---------- Data supplied

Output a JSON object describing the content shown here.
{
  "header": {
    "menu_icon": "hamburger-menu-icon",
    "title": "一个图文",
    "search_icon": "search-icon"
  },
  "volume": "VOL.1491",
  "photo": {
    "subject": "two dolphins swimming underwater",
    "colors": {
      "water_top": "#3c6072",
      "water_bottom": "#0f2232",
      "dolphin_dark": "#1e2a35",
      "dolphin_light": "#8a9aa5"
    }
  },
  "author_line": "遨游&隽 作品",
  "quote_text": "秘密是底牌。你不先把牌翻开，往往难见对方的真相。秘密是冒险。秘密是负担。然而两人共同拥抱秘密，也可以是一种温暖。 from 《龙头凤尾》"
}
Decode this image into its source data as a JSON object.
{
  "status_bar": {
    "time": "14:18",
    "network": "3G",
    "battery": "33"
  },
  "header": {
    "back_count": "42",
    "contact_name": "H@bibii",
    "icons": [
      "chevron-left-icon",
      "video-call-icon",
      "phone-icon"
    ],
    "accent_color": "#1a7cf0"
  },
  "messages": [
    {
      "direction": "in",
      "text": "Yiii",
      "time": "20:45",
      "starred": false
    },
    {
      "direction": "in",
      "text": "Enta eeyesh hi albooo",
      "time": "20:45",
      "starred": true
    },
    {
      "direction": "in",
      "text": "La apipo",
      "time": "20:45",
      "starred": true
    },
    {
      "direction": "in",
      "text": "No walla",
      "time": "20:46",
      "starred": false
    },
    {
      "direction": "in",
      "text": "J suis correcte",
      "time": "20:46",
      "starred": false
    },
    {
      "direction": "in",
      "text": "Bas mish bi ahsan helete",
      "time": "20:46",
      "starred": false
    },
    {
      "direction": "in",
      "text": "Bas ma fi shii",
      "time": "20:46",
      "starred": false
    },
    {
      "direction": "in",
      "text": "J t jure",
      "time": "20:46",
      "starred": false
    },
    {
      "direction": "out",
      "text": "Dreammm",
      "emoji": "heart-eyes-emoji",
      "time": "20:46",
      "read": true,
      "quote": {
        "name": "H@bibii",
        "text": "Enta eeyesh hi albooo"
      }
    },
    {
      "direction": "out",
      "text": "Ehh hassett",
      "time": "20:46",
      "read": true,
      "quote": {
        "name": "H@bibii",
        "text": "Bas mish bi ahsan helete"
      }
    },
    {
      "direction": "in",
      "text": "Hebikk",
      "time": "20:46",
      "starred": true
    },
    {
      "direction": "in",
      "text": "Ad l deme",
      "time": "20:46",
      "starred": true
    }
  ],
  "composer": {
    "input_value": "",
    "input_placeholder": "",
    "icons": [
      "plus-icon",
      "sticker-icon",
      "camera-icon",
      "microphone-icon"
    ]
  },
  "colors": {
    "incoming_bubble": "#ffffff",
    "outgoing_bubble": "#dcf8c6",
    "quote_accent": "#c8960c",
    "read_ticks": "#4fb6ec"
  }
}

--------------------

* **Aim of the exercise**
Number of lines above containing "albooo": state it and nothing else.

* **Response area**
2